The debate surrounding the critical race theory concerns concerns that some children are being indoctrinated into thinking that white people are inherently racist or sexist.
Opponents of the critical race theory have argued that it reduces people to categories of “privileged” or “oppressed” based on their skin color.
Supporters, however, say the theory is vital to eliminating racism as it examines the ways in which race affects American politics, culture and the law.
“You’re saying there’s no CRT in this curriculum,” Sparks resident Bruce Parks said during Tuesday’s board meeting in Reno.
“It is now taught in our schools. If you use words and language like ‘white male privilege’, ‘systemic racism’, it comes straight out of CRT.”

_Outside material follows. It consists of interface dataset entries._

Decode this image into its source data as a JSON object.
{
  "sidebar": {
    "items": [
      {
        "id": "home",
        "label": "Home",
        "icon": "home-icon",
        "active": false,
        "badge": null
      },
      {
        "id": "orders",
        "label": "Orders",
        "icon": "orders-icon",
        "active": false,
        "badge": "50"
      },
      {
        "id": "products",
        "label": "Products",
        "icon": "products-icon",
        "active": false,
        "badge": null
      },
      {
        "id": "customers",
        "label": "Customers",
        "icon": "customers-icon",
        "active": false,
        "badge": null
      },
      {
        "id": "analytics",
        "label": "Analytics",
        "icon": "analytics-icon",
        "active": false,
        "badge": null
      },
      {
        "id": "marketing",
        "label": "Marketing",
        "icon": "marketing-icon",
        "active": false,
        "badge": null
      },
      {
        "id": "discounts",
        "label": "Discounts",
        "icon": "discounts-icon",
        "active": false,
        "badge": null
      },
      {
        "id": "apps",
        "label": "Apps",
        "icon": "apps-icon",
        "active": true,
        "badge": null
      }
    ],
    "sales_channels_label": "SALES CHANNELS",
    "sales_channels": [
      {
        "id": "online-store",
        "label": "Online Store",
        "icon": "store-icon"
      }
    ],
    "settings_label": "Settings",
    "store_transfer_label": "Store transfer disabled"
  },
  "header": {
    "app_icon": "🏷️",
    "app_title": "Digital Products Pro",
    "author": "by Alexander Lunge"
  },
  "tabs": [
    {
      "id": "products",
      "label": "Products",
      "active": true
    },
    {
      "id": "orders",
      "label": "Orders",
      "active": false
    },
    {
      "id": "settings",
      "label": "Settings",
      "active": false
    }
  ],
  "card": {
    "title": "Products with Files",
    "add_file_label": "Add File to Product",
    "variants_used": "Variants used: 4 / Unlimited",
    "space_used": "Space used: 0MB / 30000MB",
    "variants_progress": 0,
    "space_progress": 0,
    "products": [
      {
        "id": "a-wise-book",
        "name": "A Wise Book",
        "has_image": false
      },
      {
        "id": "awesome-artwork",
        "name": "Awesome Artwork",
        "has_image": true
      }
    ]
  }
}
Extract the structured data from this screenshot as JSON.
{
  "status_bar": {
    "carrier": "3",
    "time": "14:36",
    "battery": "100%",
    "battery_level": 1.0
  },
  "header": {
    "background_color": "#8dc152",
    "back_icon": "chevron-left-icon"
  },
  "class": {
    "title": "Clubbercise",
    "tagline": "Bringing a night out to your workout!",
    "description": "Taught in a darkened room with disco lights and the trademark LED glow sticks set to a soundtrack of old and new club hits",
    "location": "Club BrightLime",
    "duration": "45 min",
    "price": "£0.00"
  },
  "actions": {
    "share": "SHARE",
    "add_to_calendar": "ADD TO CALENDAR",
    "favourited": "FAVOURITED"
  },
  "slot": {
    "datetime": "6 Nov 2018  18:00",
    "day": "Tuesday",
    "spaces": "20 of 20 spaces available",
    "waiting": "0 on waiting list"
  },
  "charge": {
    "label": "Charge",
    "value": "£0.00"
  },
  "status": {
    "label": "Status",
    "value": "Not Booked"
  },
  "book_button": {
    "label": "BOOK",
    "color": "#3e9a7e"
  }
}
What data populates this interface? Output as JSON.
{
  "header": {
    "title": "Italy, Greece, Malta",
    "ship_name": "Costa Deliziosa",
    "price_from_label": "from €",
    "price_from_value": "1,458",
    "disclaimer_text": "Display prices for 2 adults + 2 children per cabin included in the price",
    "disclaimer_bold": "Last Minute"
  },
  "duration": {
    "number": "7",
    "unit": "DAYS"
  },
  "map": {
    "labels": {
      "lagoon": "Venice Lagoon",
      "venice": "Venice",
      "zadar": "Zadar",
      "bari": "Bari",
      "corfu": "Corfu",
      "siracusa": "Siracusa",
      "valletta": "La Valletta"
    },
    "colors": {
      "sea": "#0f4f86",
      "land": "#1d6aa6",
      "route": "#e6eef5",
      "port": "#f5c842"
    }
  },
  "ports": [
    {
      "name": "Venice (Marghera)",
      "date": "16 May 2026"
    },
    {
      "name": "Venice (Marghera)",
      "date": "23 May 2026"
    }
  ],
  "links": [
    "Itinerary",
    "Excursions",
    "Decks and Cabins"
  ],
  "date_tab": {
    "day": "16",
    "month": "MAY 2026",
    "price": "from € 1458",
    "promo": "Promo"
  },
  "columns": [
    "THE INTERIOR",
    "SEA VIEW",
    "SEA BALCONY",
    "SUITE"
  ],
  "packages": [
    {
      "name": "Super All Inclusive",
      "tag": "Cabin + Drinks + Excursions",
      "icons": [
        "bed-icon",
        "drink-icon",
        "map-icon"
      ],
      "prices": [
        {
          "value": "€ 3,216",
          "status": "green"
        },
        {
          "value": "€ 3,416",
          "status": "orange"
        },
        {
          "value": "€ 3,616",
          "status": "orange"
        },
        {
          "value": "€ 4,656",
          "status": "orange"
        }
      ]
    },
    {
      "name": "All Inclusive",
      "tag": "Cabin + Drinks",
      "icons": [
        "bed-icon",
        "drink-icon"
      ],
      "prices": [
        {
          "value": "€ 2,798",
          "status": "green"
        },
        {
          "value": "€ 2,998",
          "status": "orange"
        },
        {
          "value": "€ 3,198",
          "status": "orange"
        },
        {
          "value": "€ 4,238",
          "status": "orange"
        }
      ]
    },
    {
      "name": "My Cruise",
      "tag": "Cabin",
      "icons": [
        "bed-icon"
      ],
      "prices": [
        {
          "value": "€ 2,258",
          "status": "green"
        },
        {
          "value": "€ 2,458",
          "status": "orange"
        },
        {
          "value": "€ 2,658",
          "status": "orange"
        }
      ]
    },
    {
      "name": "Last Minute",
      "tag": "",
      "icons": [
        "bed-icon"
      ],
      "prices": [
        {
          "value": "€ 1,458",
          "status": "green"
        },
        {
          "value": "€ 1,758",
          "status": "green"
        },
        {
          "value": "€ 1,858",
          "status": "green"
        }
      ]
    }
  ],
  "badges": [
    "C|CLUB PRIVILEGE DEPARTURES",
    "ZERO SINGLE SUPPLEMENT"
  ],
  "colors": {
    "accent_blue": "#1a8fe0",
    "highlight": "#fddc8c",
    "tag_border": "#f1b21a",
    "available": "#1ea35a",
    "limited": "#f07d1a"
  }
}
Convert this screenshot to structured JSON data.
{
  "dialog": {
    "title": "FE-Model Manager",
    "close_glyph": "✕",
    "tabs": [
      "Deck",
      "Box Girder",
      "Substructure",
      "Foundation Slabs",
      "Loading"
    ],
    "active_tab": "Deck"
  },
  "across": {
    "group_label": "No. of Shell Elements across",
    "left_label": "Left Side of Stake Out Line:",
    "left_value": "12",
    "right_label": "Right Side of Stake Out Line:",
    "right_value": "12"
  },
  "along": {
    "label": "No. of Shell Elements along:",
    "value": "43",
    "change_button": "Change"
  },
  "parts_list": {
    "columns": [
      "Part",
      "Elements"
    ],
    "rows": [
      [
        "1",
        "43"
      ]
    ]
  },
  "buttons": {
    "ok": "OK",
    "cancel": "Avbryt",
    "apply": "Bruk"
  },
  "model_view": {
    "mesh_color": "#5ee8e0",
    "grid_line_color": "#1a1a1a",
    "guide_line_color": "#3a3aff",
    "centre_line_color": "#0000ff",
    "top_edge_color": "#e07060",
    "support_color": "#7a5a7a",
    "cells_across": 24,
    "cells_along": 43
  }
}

Chief Inspector Kristen McNeill eventually recommended that the district form a task force to revise the curriculum rather than carry out the plan.
The council approved the task force on Wednesday.
It’s because some lawmakers across the country have passed measures banning the teaching of critical race theory in schools, claiming the lesson plans constitute indoctrination and teach students to hate the United States.
Nevada has bucked that trend with lawmakers last month passing a proposal to add multicultural education to social studies curriculum standards and educate students about the historical contributions of members of other racial and ethnic groups.
Nevada Department of Education’s deputy superintendent, Dr. Jonathan Moore, said the laws clarify the “substantive themes” of social studies, which already include concepts such as social justice and diversity.
The standards do not contain a critical racial theory.
He warned against confusing the drive for equality with “the idea that students are being indoctrinated with this highly philosophical principle about race and how it has affected society” and said curriculum debates were nothing new, referring to parallel disputes over the teaching of climate change and evolution.
“People often forget how political those norms can be when you talk about what students should know and be able to do,” he says.
Clashes are also raging in other Nevada school districts over how students should teach racism and its role in American history.
In Carson City, a proposal to include concepts such as equality in the strategic plan raised concerns among parents about how schools tackle the topic of race.
At a Carson City School Board meeting on Tuesday, Jason Tingle said he was concerned when he heard talk of critical race theory in schools, but he had reviewed district materials and concluded the fears were unfounded.
“I haven’t seen anything in the curriculum that shows that we’re really taking a hard line on critical race theory,” said Tingle, who has enrolled four kids in district schools.
“Until our kids come home and show us something else or tell us something else, we need to keep our faith in the school district and let them do what they were sent here for.”
Meanwhile, the black mother of a Clark County mixed-race student is suing a Las Vegas charter school over a “Sociology of Change” course that addresses the concept of privilege when it comes to race, gender, and sexual orientation.